tbh i think windows 7 should've been the last serious 32 bit release - it would help force people to move away from their P4s. as for linux, there hasn't really been a compelling reason to use 32 bit unless you are a p4 (or older) user. the only difference is linux is still pretty good with that older hardware, so ditching support for it would be annoying for such users. however, those users seem to be left in the dust in many ways anyway, mainly due to GPU support associated by the P4's (and older) generation.
... [the] Linux kernel is still supporting hardware like the Motorola 68000 (m68k), IBM S390, SPARC, and other older CPU architectures ...
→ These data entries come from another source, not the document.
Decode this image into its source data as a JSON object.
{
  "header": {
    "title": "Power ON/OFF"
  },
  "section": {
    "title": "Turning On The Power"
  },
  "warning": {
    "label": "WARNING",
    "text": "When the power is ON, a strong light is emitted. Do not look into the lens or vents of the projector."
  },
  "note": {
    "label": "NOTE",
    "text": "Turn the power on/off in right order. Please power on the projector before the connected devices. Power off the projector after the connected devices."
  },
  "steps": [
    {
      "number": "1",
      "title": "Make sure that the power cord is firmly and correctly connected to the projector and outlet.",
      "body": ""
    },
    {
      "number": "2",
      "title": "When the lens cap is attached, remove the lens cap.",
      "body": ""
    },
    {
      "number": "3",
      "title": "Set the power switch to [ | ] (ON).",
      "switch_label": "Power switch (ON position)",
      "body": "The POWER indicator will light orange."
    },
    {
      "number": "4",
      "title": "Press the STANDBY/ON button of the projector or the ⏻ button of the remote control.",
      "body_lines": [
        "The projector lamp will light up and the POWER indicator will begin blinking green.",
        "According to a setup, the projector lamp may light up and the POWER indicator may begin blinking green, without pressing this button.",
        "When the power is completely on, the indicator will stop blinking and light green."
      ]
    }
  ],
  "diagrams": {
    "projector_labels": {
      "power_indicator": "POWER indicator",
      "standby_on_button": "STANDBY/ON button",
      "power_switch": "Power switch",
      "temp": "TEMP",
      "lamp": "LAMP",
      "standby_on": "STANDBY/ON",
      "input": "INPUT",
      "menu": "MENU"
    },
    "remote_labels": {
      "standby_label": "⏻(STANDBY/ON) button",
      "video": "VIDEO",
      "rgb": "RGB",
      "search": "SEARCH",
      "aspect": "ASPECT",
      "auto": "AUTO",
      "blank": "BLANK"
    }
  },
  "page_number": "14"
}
Hey, IBM just released a new S390 processor in 2010, the z196. Technically these processors support z/Architecture 3, which supports 64-bit mode, 32-bit data/31-bit addressing from the namesake S/390, and 32-bit data/24-bit addressing from the S/360. For linux purposes, s390 is used for 31-bit kernels vs. s390x for 64-bit kernels. Oracle is still building SPARC machines as well. Hell, I think you can even buy new 68k chips (microcontrollers, usually). Just because it is older, doesn't mean it isn't in use (also, SPARC is newer than x86...).
tbh i think windows 7 should've been the last serious 32 bit release
Personally, I was surprised that Windows 7 supported 32 bit processors at all, considering the system requirements for Vista. They improved things quite a bit from Vista, but I still think 7 should have been 64-bit only. Windows 8, definitely should have been 64-bit only (on x86). I'm guessing they left the support in for 32-bit tablets.